To enter the flea market at the Wells Stockyard is to become part of a wacky collage. There are stoplights. Toy trucks. Teal high heels. When you browse antique furniture
To enter the flea market at the Wells Stockyard is to become part of a wacky collage.
There are stoplights. Toy trucks. Teal high heels. When you browse antique furniture from Hickory while munching on chicharrónes, or pork skins, you experience “The Yard” as its president, Ed Bowman, has come to know it: a mishmash of the native and nonnative, old and new.
It’s difficult for Bowman to think of the strangest thing he’s seen in this hybrid flea market/farmers market. You assume that, during the 40 years he’s been here, he’s seen it all. But Bowman’s certain — absolutely certain — he hasn’t. Turnover is constant.
However, Bowman does recall walking around the Stockyard as a kid in the ’50s, when the flea market was just a dirt square rented out to one guy, and Bowman’s father was part owner (other part-ownership belonging to the Wells family).

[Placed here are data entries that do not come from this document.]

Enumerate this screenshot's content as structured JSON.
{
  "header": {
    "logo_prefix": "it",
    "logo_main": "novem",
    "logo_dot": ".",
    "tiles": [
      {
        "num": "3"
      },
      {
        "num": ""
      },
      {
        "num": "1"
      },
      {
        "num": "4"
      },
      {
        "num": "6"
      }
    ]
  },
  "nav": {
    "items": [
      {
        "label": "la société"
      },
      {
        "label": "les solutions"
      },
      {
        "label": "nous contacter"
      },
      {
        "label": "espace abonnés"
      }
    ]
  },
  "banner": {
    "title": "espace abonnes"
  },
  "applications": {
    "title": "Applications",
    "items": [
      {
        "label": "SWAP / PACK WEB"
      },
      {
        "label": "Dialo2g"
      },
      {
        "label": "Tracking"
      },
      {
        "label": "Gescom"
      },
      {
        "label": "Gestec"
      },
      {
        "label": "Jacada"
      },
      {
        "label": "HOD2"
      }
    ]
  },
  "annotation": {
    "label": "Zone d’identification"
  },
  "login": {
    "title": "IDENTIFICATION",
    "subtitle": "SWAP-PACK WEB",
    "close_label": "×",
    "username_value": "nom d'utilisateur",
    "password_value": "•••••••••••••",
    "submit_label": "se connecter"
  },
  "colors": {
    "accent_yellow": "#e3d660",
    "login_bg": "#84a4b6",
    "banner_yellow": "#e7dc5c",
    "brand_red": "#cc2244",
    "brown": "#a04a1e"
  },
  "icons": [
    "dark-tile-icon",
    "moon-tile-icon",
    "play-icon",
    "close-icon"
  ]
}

In those days, shoppers showed up early and pulled out their wallets not for flea-market finds, but for the livestock market, where a horse-and-mule auction had taken place weekly since the Stockyard’s 1956 founding.
Though livestock is still a Stockyard feature — the goats and sheep draw a crowd — it’s impossible not to be consumed by the massive toy trove that is the flea-market portion of the yard.

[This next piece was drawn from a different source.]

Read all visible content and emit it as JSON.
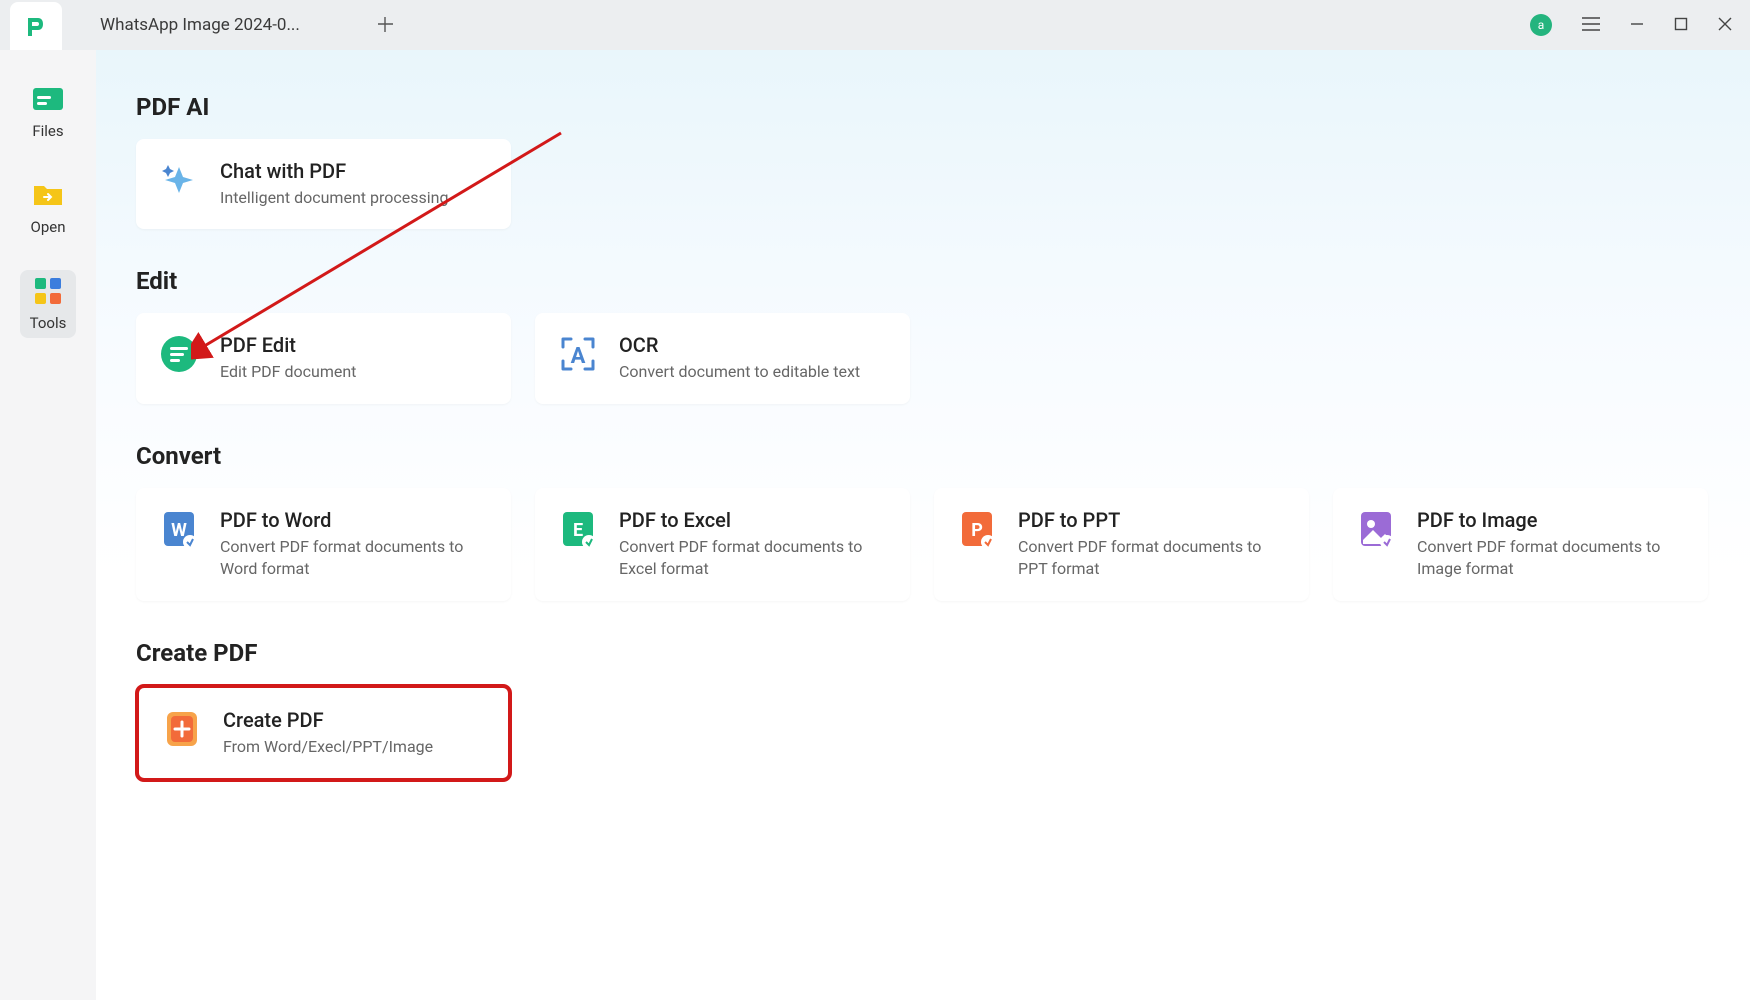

Right around noon is busiest. Locals come during their lunch break to chat with friends. Some go to the concession stand for a taco or a hot dog. Some pick up a basket of fresh tomatoes. Around the same time, mechanics come to check out the best deals on parts before heading back to work.
The locals are never alone — especially on a nice day. Hundreds of people will fill the yard, Bowman says. Any given Thursday and Saturday can bring up to 1,000 visitors. “It’s a sight to see.”

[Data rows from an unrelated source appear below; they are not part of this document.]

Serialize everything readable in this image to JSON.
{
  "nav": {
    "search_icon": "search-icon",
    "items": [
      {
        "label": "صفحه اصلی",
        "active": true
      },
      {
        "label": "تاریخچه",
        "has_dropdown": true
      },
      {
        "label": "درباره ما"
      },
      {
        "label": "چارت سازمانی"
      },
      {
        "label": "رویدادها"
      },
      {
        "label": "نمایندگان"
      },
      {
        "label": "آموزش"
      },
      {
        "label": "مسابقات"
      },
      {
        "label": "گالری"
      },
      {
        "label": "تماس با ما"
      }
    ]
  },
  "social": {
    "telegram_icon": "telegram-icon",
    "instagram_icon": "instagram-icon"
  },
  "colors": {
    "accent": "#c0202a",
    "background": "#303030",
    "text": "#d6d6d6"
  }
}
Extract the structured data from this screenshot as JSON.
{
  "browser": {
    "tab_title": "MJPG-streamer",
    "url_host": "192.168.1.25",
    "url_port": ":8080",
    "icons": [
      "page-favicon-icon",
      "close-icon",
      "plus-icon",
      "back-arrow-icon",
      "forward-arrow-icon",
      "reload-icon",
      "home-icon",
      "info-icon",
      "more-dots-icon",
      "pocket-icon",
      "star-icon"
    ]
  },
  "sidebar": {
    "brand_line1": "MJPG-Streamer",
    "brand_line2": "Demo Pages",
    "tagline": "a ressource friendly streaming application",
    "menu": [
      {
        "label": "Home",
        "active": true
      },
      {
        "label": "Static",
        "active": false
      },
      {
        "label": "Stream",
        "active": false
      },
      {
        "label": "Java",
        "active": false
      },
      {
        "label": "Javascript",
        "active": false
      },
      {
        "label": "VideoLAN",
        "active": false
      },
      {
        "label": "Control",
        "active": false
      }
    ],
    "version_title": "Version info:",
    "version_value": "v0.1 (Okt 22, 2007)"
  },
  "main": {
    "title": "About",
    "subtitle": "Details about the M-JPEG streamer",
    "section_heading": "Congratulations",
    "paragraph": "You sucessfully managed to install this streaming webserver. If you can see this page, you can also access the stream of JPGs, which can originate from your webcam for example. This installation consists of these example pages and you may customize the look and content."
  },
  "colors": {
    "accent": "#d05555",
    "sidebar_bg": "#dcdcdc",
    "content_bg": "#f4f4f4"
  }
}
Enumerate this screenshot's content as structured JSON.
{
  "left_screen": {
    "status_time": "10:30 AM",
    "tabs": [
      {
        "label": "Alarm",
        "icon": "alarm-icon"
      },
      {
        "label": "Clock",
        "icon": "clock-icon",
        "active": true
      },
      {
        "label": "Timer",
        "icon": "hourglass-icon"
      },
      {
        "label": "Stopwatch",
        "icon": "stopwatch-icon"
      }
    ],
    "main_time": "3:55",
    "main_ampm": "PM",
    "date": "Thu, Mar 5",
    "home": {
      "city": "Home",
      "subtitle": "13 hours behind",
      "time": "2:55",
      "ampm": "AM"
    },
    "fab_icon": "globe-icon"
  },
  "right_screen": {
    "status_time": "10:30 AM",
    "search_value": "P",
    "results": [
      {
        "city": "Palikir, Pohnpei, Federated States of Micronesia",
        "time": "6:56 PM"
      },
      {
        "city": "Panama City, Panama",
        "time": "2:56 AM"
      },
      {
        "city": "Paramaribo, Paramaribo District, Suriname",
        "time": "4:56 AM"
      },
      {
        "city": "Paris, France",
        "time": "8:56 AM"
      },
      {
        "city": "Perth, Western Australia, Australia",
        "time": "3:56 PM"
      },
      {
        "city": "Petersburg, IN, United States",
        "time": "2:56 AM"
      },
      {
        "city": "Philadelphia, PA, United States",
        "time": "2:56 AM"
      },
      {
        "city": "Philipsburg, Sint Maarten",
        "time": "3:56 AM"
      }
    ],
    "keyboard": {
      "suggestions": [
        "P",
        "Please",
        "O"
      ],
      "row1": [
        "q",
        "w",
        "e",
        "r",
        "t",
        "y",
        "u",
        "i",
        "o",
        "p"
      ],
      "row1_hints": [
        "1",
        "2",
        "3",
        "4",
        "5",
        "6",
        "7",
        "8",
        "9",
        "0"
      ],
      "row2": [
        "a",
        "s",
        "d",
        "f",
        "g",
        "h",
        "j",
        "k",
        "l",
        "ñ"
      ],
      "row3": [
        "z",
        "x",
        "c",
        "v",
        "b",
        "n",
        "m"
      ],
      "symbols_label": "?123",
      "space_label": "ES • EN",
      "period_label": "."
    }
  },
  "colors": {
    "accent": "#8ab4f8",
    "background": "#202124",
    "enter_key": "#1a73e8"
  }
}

Comanagers Mark Pope and Mike Fussell can think of a few memorable finds among the 60-80 vendors (a number largely dependent on the weather).
There have been ax handles. Funnel cakes. Live rabbits. “It’s stuff you won’t find anywhere else — often, not even in the grocery store,” Pope says. “That’s the draw — people may not buy a thing, but they love to look.”
This could all be sensory overload — the bright blue pitchfork, the feel of worn wood on an antique picture frame, the smell of boiled peanuts trailing across the yard. By the time shoppers get back to the car and buckle in, it’s already difficult to pick out the details of what they’ve just seen and smelled and touched.
The wonder doesn’t seem to have worn off for Bowman, Pope, and Fussell. They still puzzle at the staggering diversity of items — vintage perfume bottles and biker belt buckles. A newspaper from 1991 and piles of cactus leaves. To visit the Stockyard is to take a trip through a dozen worlds. It’s experiencing a hundred fleeting impressions. It’s a single portrait made of a thousand tiny images.
Or simply, Bowman says, “It’s a Carolina flea market.”
The Wells Stockyard
Thursdays and Saturdays, 6 a.m.
Starts wrapping up 2-3 p.m.
1562 North Norwood Street
Wallace, N.C. 28466